Applying the Islamic punishment of chopping off the hands of thieves, for example, would turn thousands, if not millions, of poor people into handicapped individuals because they may have committed theft because of hunger. We should ensure that punishments suit crimes. Stealing a loaf of bread or a piece of meat is not equal to embezzling thousands of pounds, though there is no punishment for the latter in the Sharia and it is only punishable by imprisonment. The same punishment is also imposed on thugs and professional thieves under the Sharia as on petty criminals. Omar Ibn Al-Khattab, the second of the Al-Rashidoun (the four successors of the prophet, may peace be upon Him), gave us an example of how we should act when he suspended punishment for stealing during a famine.
It is to be noted that Al-Ahram reported on 19 February this year that Ahmed Omar Hashem, the former president of Al-Azhar University in Cairo, had said that taking care of handicapped individuals was a commandment in Islam. But is it not more human not to subject poor people to be handicapped for theft in the first place, when in this way the number of handicapped people will be drastically reduced?
Waiting for these issues to be resolved will not suit the ultra-conservative Islamist groups, however, whose members want to take the law into their own hands as the jihadists in Somalia and Mali have been doing. It has been reported that Islamist groups in Egypt, for example, have threatened to kill, or to permit the sexual abuse of, women wearing revealing attire, as some women hosting television programmes have been accused of doing. It is very disturbing to read that the former grand mufti, Ali Gomaa, supported this trend as he considered it the rule in Islam. Did he forget that in his article in the New York Times in 2011 he said that none of the Islamist groups in Egypt represented true Islam? I hope the report of his views is not correct. And where is the grand imam of Al-Azhar, Ahmed Al-Tayeb? Can his silence here mean his consent? Such incidents will tarnish Islam and dissuade tourists and investors from coming to Egypt. The US department of state has already reportedly advised Americans not to travel to Egypt.
The problem with the Islamist groups is that they are applying the Machiavellian notion that since people are brutes, everything is permissible. This means that rulers should do everything they can to hold onto power. Thus, Machiavelli himself declared that “the ends justify the means”. But this is anathema to Islam. The Islamist groups now have power without having plans on how to govern, and as a result they are using their misguided interpretations of the Sharia to force themselves on people and prohibit any opposition or criticism of their actions.
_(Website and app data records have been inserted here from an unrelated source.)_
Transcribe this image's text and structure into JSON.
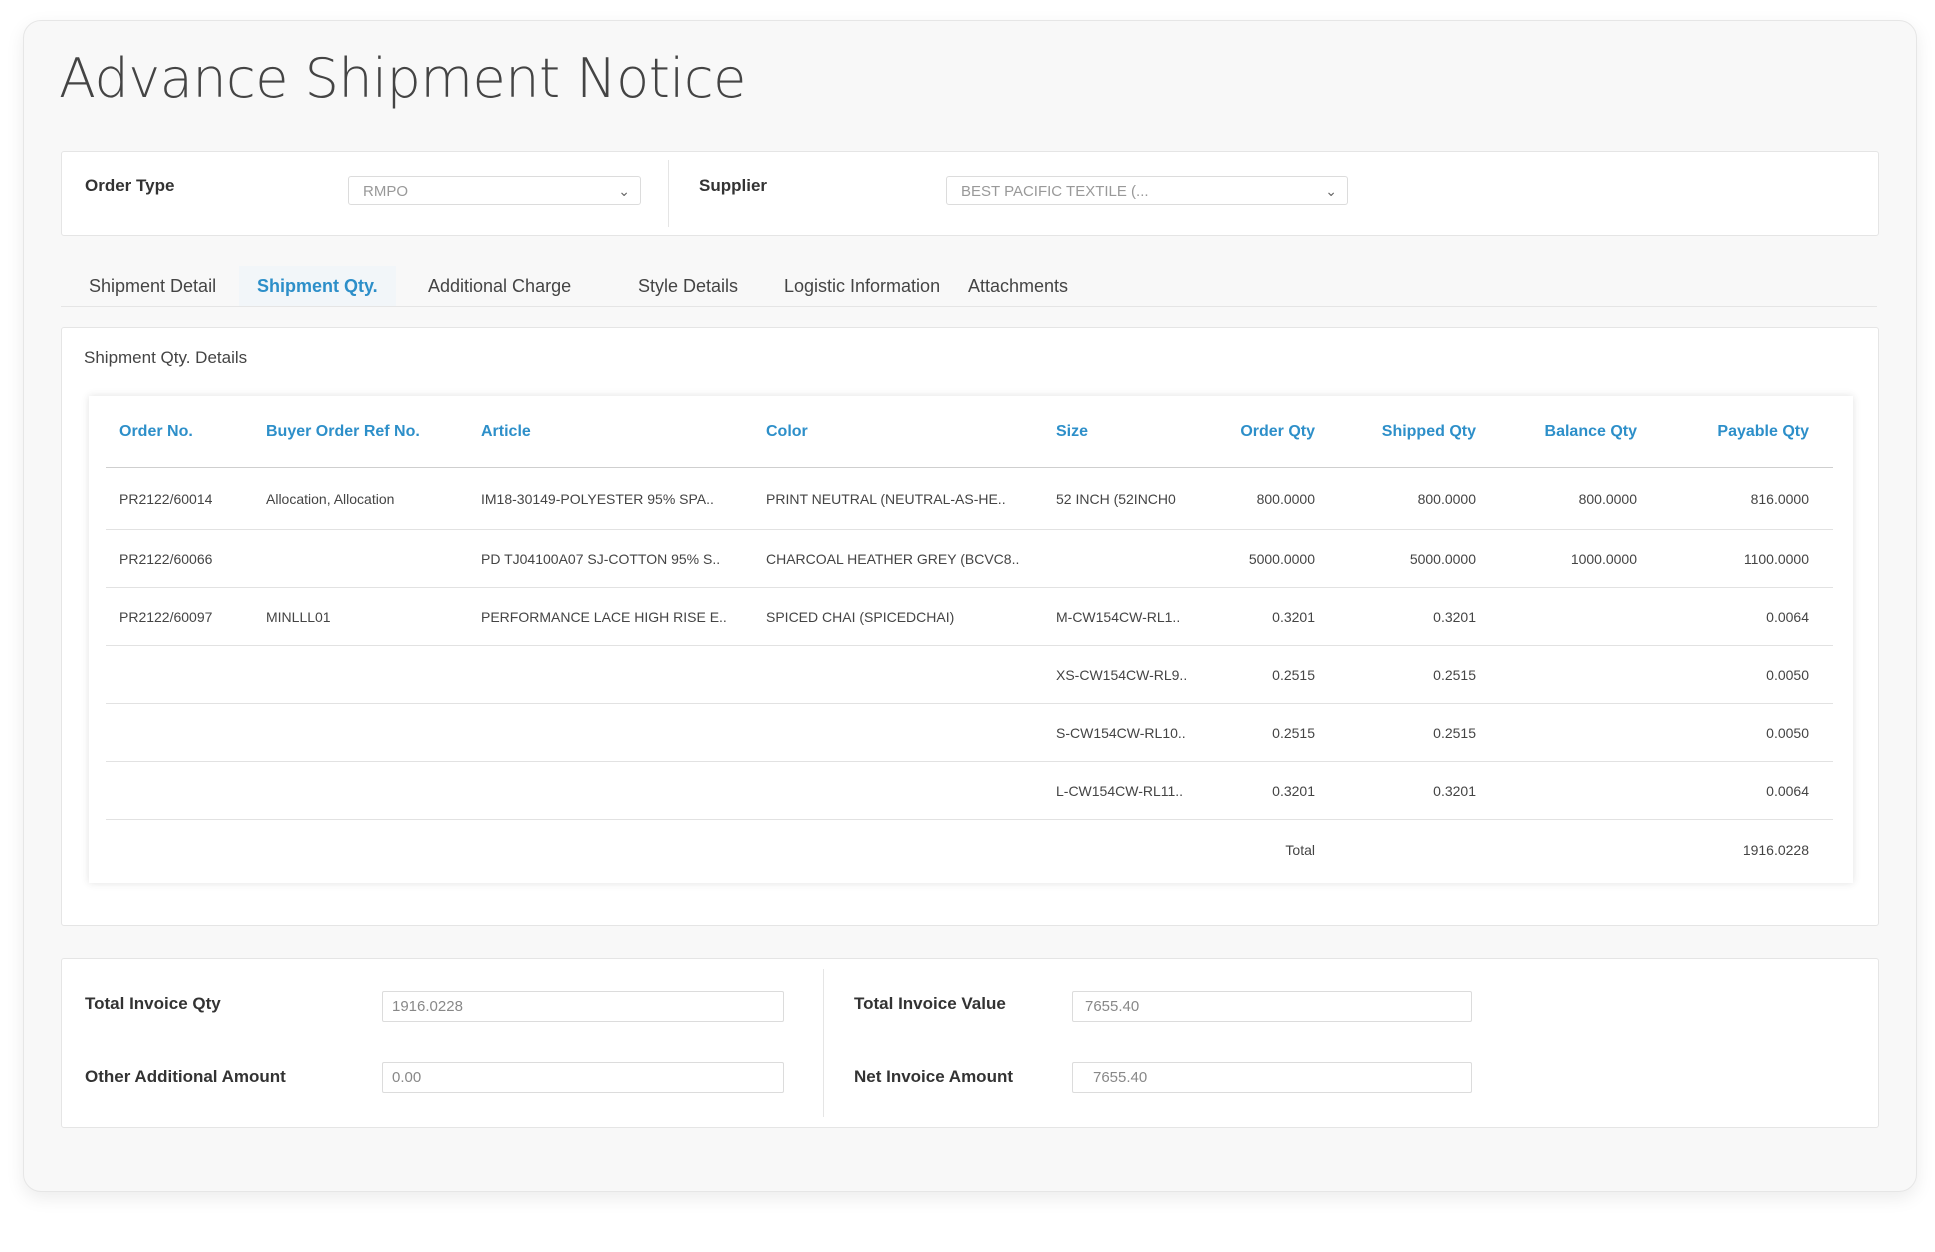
{
  "page": {
    "title": "Advance Shipment Notice"
  },
  "filters": {
    "order_type_label": "Order Type",
    "order_type_value": "RMPO",
    "supplier_label": "Supplier",
    "supplier_value": "BEST PACIFIC TEXTILE (..."
  },
  "tabs": [
    {
      "label": "Shipment Detail"
    },
    {
      "label": "Shipment Qty.",
      "active": true
    },
    {
      "label": "Additional Charge"
    },
    {
      "label": "Style Details"
    },
    {
      "label": "Logistic Information"
    },
    {
      "label": "Attachments"
    }
  ],
  "details": {
    "title": "Shipment Qty. Details",
    "columns": [
      "Order No.",
      "Buyer Order Ref No.",
      "Article",
      "Color",
      "Size",
      "Order Qty",
      "Shipped  Qty",
      "Balance  Qty",
      "Payable  Qty"
    ],
    "rows": [
      [
        "PR2122/60014",
        "Allocation, Allocation",
        "IM18-30149-POLYESTER 95% SPA..",
        "PRINT NEUTRAL (NEUTRAL-AS-HE..",
        "52 INCH (52INCH0",
        "800.0000",
        "800.0000",
        "800.0000",
        "816.0000"
      ],
      [
        "PR2122/60066",
        "",
        "PD TJ04100A07 SJ-COTTON 95% S..",
        "CHARCOAL HEATHER GREY (BCVC8..",
        "",
        "5000.0000",
        "5000.0000",
        "1000.0000",
        "1100.0000"
      ],
      [
        "PR2122/60097",
        "MINLLL01",
        "PERFORMANCE LACE HIGH RISE E..",
        "SPICED CHAI (SPICEDCHAI)",
        "M-CW154CW-RL1..",
        "0.3201",
        "0.3201",
        "",
        "0.0064"
      ],
      [
        "",
        "",
        "",
        "",
        "XS-CW154CW-RL9..",
        "0.2515",
        "0.2515",
        "",
        "0.0050"
      ],
      [
        "",
        "",
        "",
        "",
        "S-CW154CW-RL10..",
        "0.2515",
        "0.2515",
        "",
        "0.0050"
      ],
      [
        "",
        "",
        "",
        "",
        "L-CW154CW-RL11..",
        "0.3201",
        "0.3201",
        "",
        "0.0064"
      ]
    ],
    "total_label": "Total",
    "total_value": "1916.0228"
  },
  "summary": {
    "total_invoice_qty_label": "Total Invoice Qty",
    "total_invoice_qty_value": "1916.0228",
    "other_additional_amount_label": "Other Additional Amount",
    "other_additional_amount_value": "0.00",
    "total_invoice_value_label": "Total Invoice Value",
    "total_invoice_value_value": "7655.40",
    "net_invoice_amount_label": "Net Invoice Amount",
    "net_invoice_amount_value": "7655.40"
  }
}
They need to allow Egyptian judges to do their jobs. In this, they may also be surprised to learn that many Egyptian laws do not contradict the rules of the Sharia.
The writer is an international lawyer.